Skip directly to local search Skip directly to A to Z list Skip directly to navigation Skip directly to site content Skip directly to page options
CDC Home

Volume 19, Number 1—January 2013

Research

Vaccination and Tick-borne Encephalitis, Central Europe

Franz X. HeinzComments to Author , Karin Stiasny, Heidemarie Holzmann, Marta Grgic-Vitek, Bohumir Kriz, Astrid Essl, and Michael Kundi
Author affiliations: Author affiliations: Medical University of Vienna, Vienna, Austria (F.X. Heinz, K. Stiasny, H. Holzmann, M. Kundi); National Institute of Public Health, Ljubljana, Slovenia (M. Grgic-Vitek); National Institute of Public Health, Prague, Czech Republic (B. Kriz); and GfK Austria Healthcare, Vienna (A. Essl)

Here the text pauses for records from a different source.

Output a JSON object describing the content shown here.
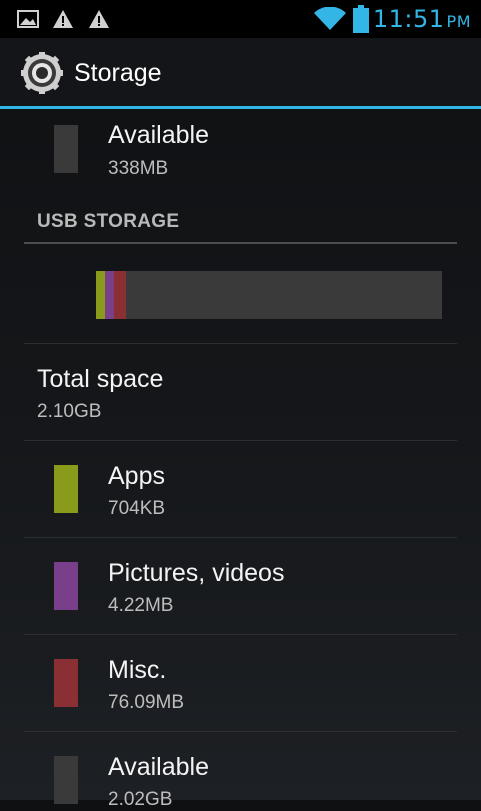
{
  "status_bar": {
    "time": "11:51",
    "ampm": "PM",
    "icons": [
      "picture-icon",
      "warning-icon",
      "warning-icon",
      "wifi-icon",
      "battery-icon"
    ],
    "accent": "#33b5e5"
  },
  "action_bar": {
    "title": "Storage",
    "icon": "settings-gear-icon"
  },
  "internal_top": {
    "label": "Available",
    "value": "338MB",
    "color": "#3a3a3a"
  },
  "usb_storage": {
    "header": "USB STORAGE",
    "usage_bar": {
      "segments": [
        {
          "name": "Apps",
          "color": "#8a9a1a",
          "fraction": 0.025
        },
        {
          "name": "Pictures, videos",
          "color": "#7a3f8a",
          "fraction": 0.028
        },
        {
          "name": "Misc.",
          "color": "#8a2f33",
          "fraction": 0.035
        }
      ],
      "remainder_color": "#3a3a3a"
    },
    "total": {
      "label": "Total space",
      "value": "2.10GB"
    },
    "items": [
      {
        "label": "Apps",
        "value": "704KB",
        "color": "#8a9a1a"
      },
      {
        "label": "Pictures, videos",
        "value": "4.22MB",
        "color": "#7a3f8a"
      },
      {
        "label": "Misc.",
        "value": "76.09MB",
        "color": "#8a2f33"
      },
      {
        "label": "Available",
        "value": "2.02GB",
        "color": "#3a3a3a"
      }
    ]
  }
}
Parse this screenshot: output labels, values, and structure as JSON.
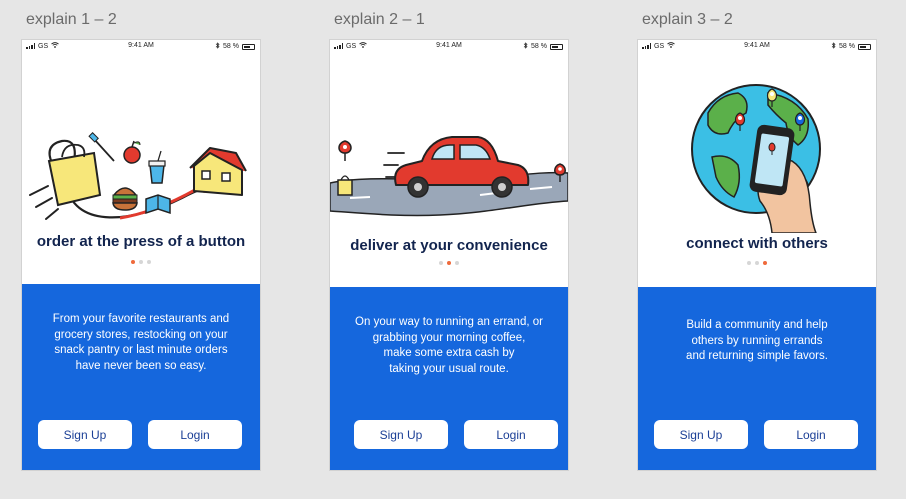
{
  "artboards": [
    {
      "label": "explain 1 – 2",
      "status": {
        "carrier": "GS",
        "time": "9:41 AM",
        "battery": "58 %"
      },
      "headline": "order at the press of a button",
      "active_dot": 0,
      "description": [
        "From your favorite restaurants and",
        "grocery stores, restocking on your",
        "snack pantry or last minute orders",
        "have never been so easy."
      ],
      "buttons": {
        "signup": "Sign Up",
        "login": "Login"
      }
    },
    {
      "label": "explain 2 – 1",
      "status": {
        "carrier": "GS",
        "time": "9:41 AM",
        "battery": "58 %"
      },
      "headline": "deliver at your convenience",
      "active_dot": 1,
      "description": [
        "On your way to running an errand, or",
        "grabbing your morning coffee,",
        "make some extra cash by",
        "taking your usual route."
      ],
      "buttons": {
        "signup": "Sign Up",
        "login": "Login"
      }
    },
    {
      "label": "explain 3 – 2",
      "status": {
        "carrier": "GS",
        "time": "9:41 AM",
        "battery": "58 %"
      },
      "headline": "connect with others",
      "active_dot": 2,
      "description": [
        "Build a community and help",
        "others by running errands",
        "and returning simple favors."
      ],
      "buttons": {
        "signup": "Sign Up",
        "login": "Login"
      }
    }
  ],
  "colors": {
    "panel_blue": "#1567dd",
    "headline_navy": "#12244e",
    "dot_active": "#ef6a3c",
    "dot_inactive": "#d6d6d6",
    "button_text": "#1b3f96",
    "canvas_bg": "#e6e6e6"
  }
}
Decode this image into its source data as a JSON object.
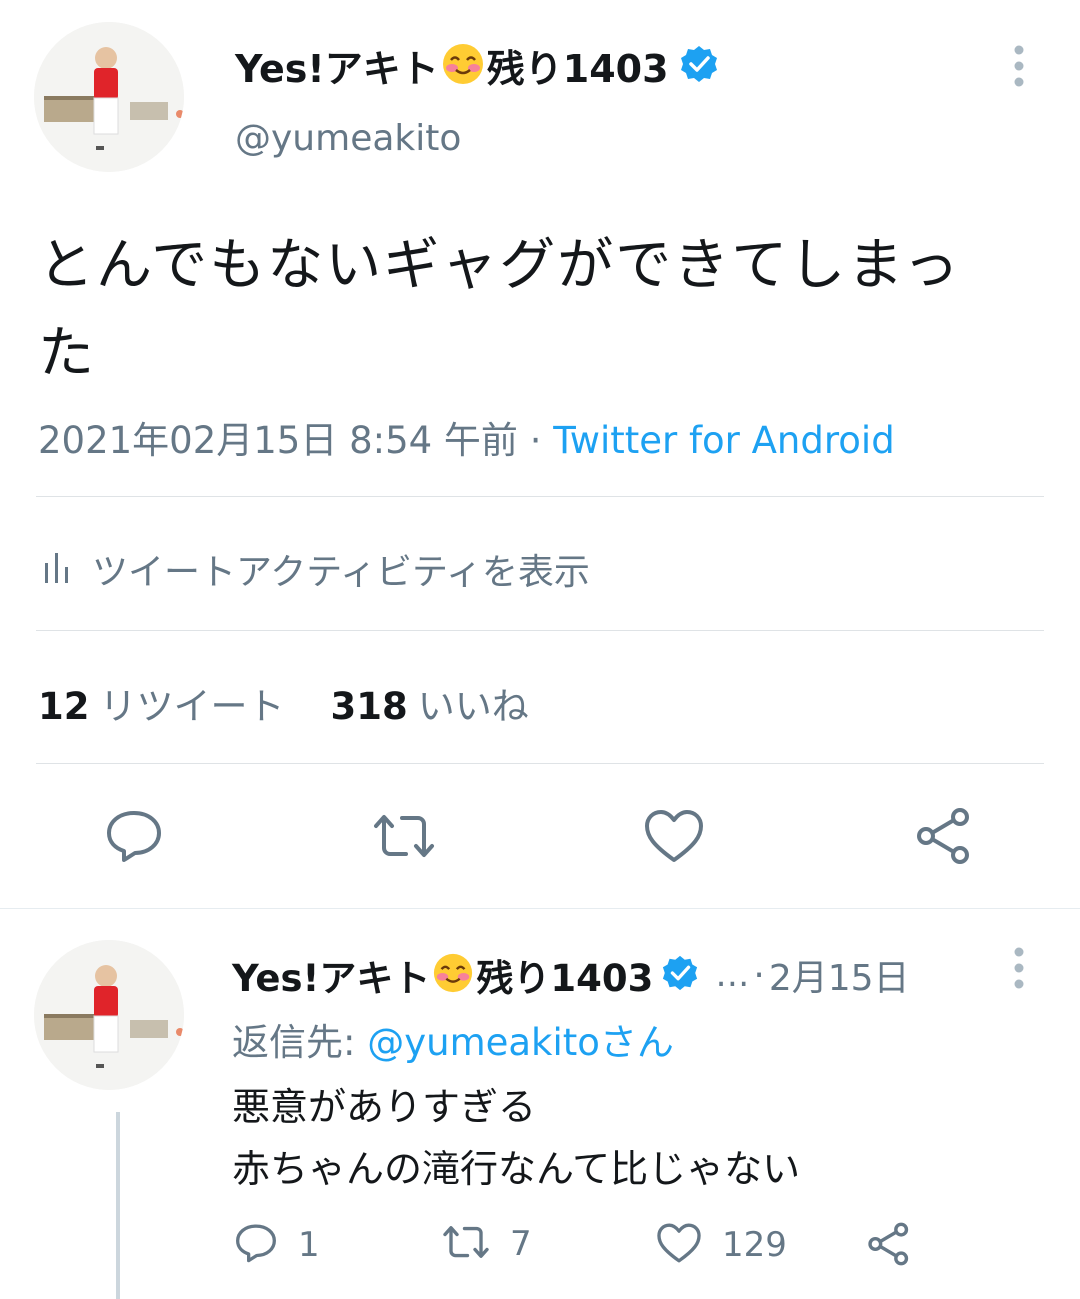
{
  "main_tweet": {
    "display_name_prefix": "Yes!アキト",
    "display_name_suffix": "残り1403",
    "handle": "@yumeakito",
    "text_line1": "とんでもないギャグができてしまっ",
    "text_line2": "た",
    "timestamp": "2021年02月15日 8:54 午前 · ",
    "source": "Twitter for Android",
    "activity_label": "ツイートアクティビティを表示",
    "retweet_count": "12",
    "retweet_label": "リツイート",
    "like_count": "318",
    "like_label": "いいね"
  },
  "reply": {
    "display_name_prefix": "Yes!アキト",
    "display_name_suffix": "残り1403",
    "ellipsis": "…",
    "separator": "·",
    "date": "2月15日",
    "reply_to_prefix": "返信先: ",
    "reply_to_mention": "@yumeakitoさん",
    "text_line1": "悪意がありすぎる",
    "text_line2": "赤ちゃんの滝行なんて比じゃない",
    "reply_count": "1",
    "retweet_count": "7",
    "like_count": "129"
  },
  "colors": {
    "accent": "#1da1f2",
    "secondary_text": "#657786",
    "primary_text": "#14171a"
  },
  "icons": [
    "verified-badge-icon",
    "smiling-face-emoji-icon",
    "more-vertical-icon",
    "bar-chart-icon",
    "reply-icon",
    "retweet-icon",
    "like-icon",
    "share-icon"
  ]
}
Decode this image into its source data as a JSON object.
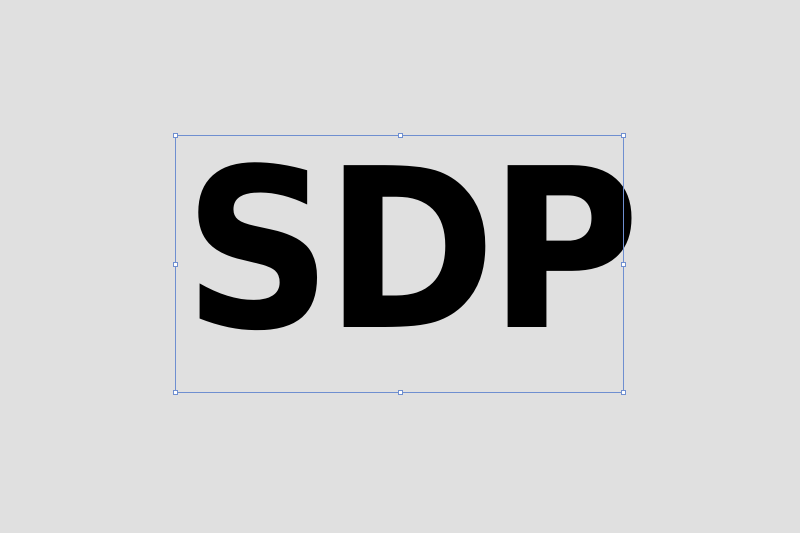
{
  "canvas": {
    "background_color": "#e0e0e0"
  },
  "text_object": {
    "content": "SDP",
    "color": "#000000",
    "selected": true
  },
  "selection": {
    "border_color": "#6f8fd0",
    "handle_fill": "#ffffff"
  }
}
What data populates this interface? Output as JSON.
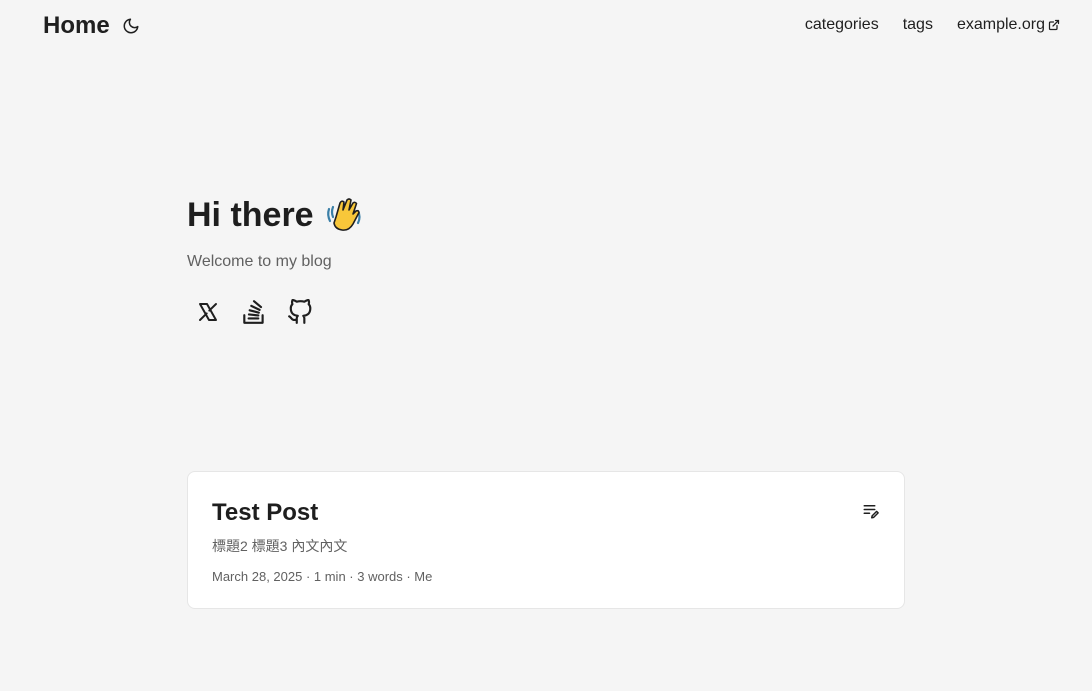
{
  "header": {
    "logo": "Home",
    "theme_icon": "moon-icon",
    "nav": [
      {
        "label": "categories"
      },
      {
        "label": "tags"
      },
      {
        "label": "example.org",
        "icon": "external-link-icon"
      }
    ]
  },
  "hero": {
    "title": "Hi there",
    "emoji_icon": "waving-hand-icon",
    "subtitle": "Welcome to my blog",
    "socials": [
      {
        "icon": "x-icon"
      },
      {
        "icon": "stackoverflow-icon"
      },
      {
        "icon": "github-icon"
      }
    ]
  },
  "posts": [
    {
      "title": "Test Post",
      "summary": "標題2 標題3 內文內文",
      "meta": "March 28, 2025 · 1 min · 3 words · Me",
      "badge_icon": "draft-edit-icon"
    }
  ],
  "colors": {
    "background": "#f5f5f5",
    "card": "#ffffff",
    "text": "#1f1f1f",
    "muted": "#616161",
    "wave_yellow": "#f8c73a"
  }
}
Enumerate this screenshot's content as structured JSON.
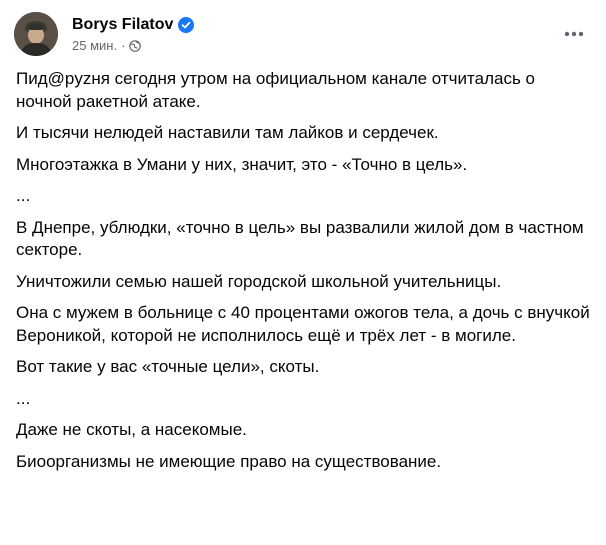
{
  "post": {
    "author": "Borys Filatov",
    "time": "25 мин.",
    "separator": "·",
    "icons": {
      "verified": "verified-badge-icon",
      "privacy": "globe-icon",
      "more": "more-options-icon"
    },
    "colors": {
      "verified": "#1877f2",
      "muted": "#65676b",
      "text": "#050505"
    },
    "paragraphs": [
      "Пид@pyzня сегодня утром на официальном канале отчиталась о ночной ракетной атаке.",
      "И тысячи нелюдей наставили там лайков и сердечек.",
      "Многоэтажка в Умани у них, значит, это - «Точно в цель».",
      "...",
      "В Днепре, ублюдки, «точно в цель» вы развалили жилой дом в частном секторе.",
      "Уничтожили семью нашей городской школьной учительницы.",
      "Она с мужем в больнице с 40 процентами ожогов тела, а дочь с внучкой Вероникой, которой не исполнилось ещё и трёх лет - в могиле.",
      "Вот такие у вас «точные цели», скоты.",
      "...",
      "Даже не скоты, а насекомые.",
      "Биоорганизмы не имеющие право на существование."
    ]
  }
}
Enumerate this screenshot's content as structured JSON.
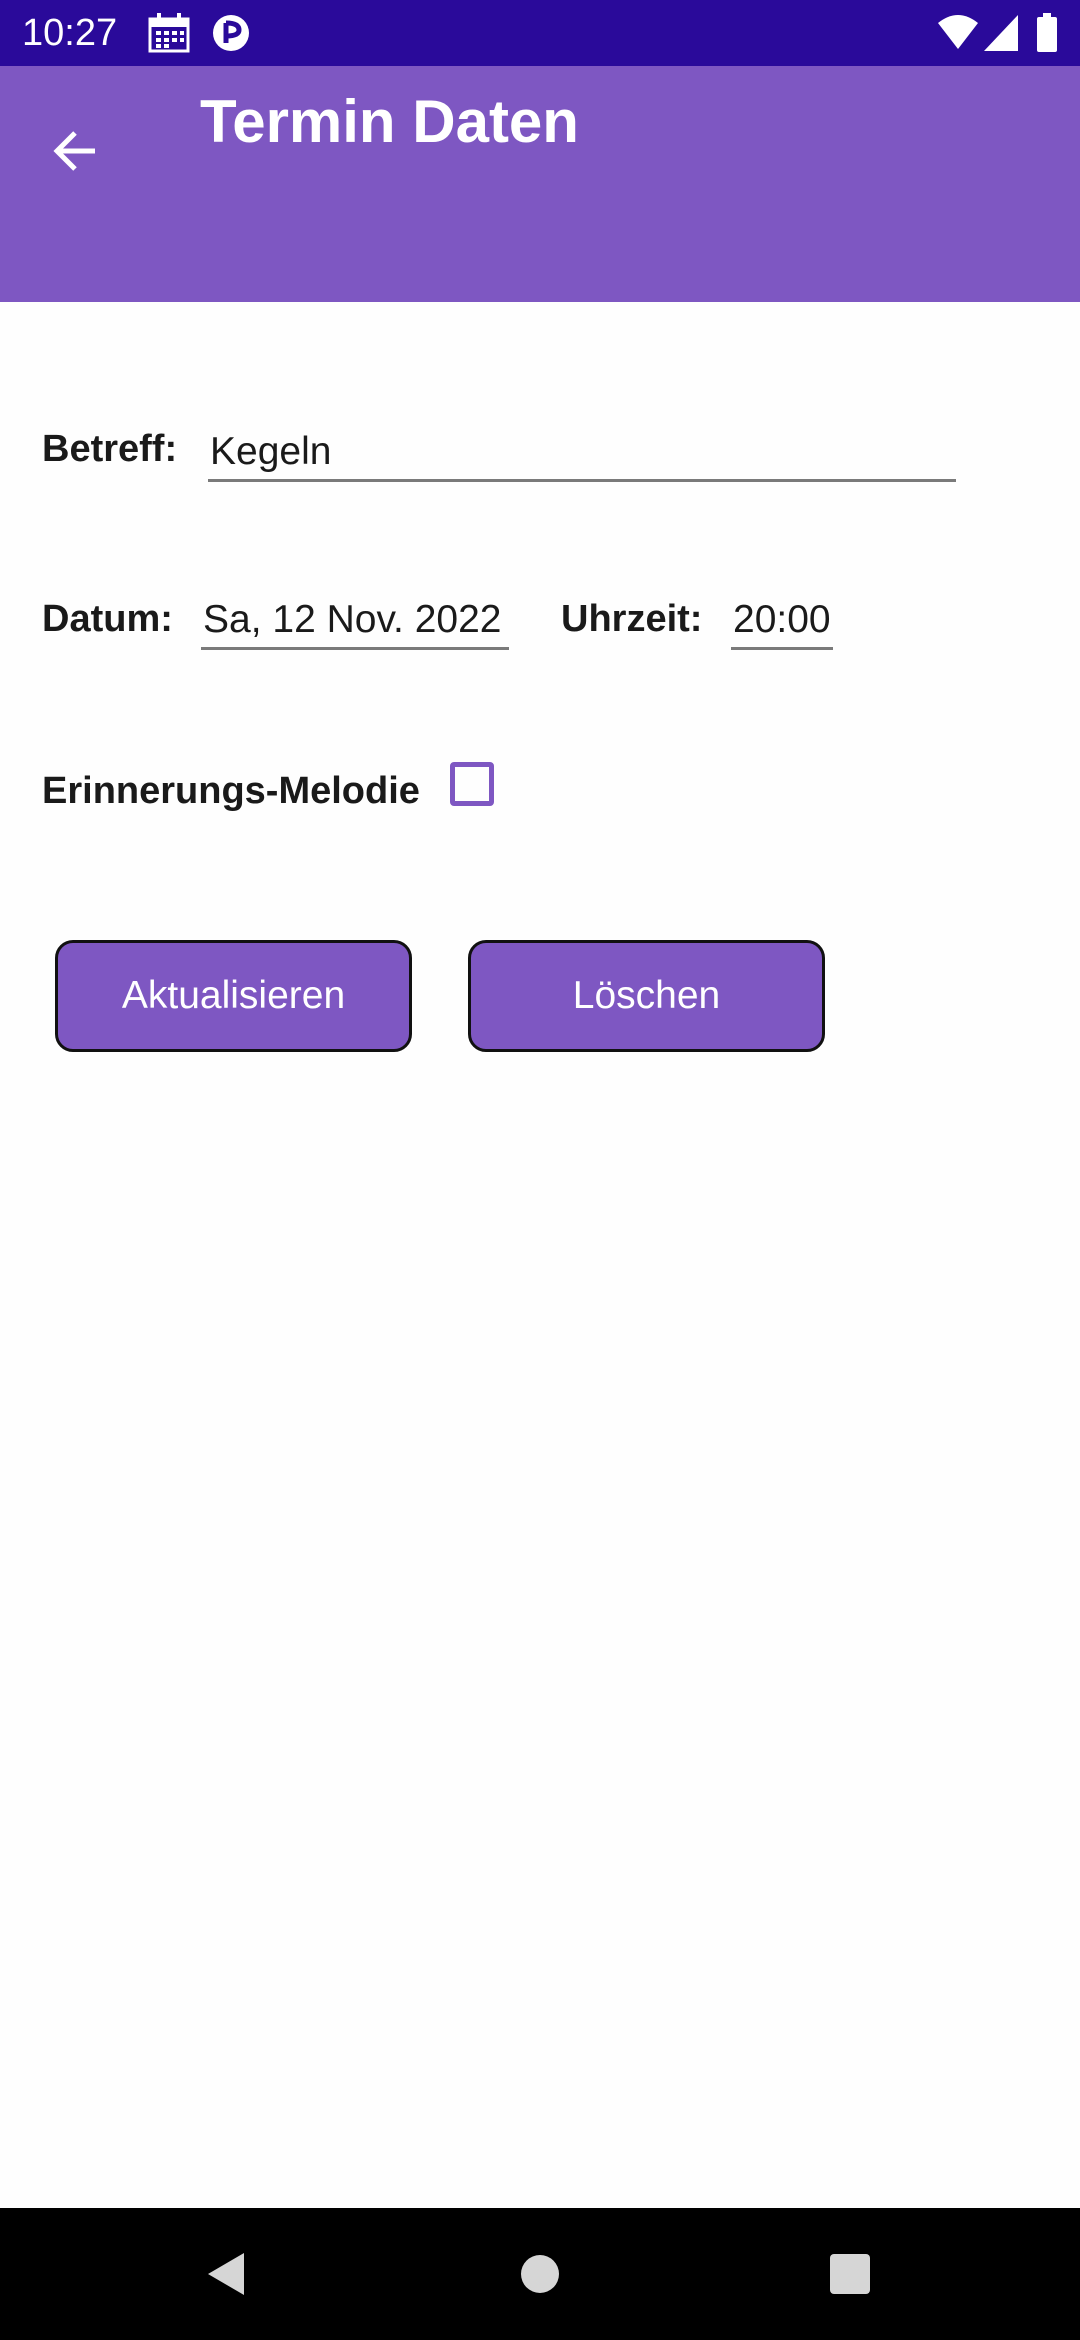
{
  "status_bar": {
    "time": "10:27",
    "icons": [
      "calendar-icon",
      "app-notification-icon",
      "wifi-icon",
      "signal-icon",
      "battery-icon"
    ],
    "background": "#2a0a9a"
  },
  "app_bar": {
    "title": "Termin Daten",
    "back_icon": "arrow-back-icon",
    "background": "#7e57c2"
  },
  "form": {
    "subject": {
      "label": "Betreff:",
      "value": "Kegeln"
    },
    "date": {
      "label": "Datum:",
      "value": "Sa, 12 Nov. 2022"
    },
    "time": {
      "label": "Uhrzeit:",
      "value": "20:00"
    },
    "reminder": {
      "label": "Erinnerungs-Melodie",
      "checked": false
    }
  },
  "actions": {
    "update_label": "Aktualisieren",
    "delete_label": "Löschen"
  },
  "nav_bar": {
    "icons": [
      "nav-back-icon",
      "nav-home-icon",
      "nav-recents-icon"
    ]
  },
  "colors": {
    "accent": "#7e57c2",
    "status_bar": "#2a0a9a",
    "nav_bar": "#000000"
  }
}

Main Article

Figure 2

Results of joinpoint analysis of annual incidence rates (no. cases/100,000 population) of tick-borne encephalitis (TBE) in A) Austria (total population), B) Austria (nonvaccinated population), C) Czech Republic, and D) Slovenia. The lines in each panel represent the piecewise log-linear relationship between year and incidence. Estimated joinpoints and their 95% CIs are shown.

Figure 2. . . Results of joinpoint analysis of annual incidence rates (no. cases/100,000 population) of tick-borne encephalitis (TBE) in A) Austria (total population), B) Austria (nonvaccinated population), C) Czech Republic, and D) Slovenia. The lines in each panel represent the piecewise log-linear relationship between year and incidence. Estimated joinpoints and their 95% CIs are shown.

Main Article

Top of Page

 

Past Issues

Select a Past Issue:

Art in Science - Selections from Emerging Infectious Diseases
Now available for order



CDC 24/7 – Saving Lives, Protecting People, Saving Money. Learn More About How CDC Works For You…

USA.gov: The U.S. Government's Official Web PortalDepartment of Health and Human Services
Centers for Disease Control and Prevention   1600 Clifton Rd. Atlanta, GA 30333, USA
800-CDC-INFO (800-232-4636) TTY: (888) 232-6348 - Contact CDC–INFO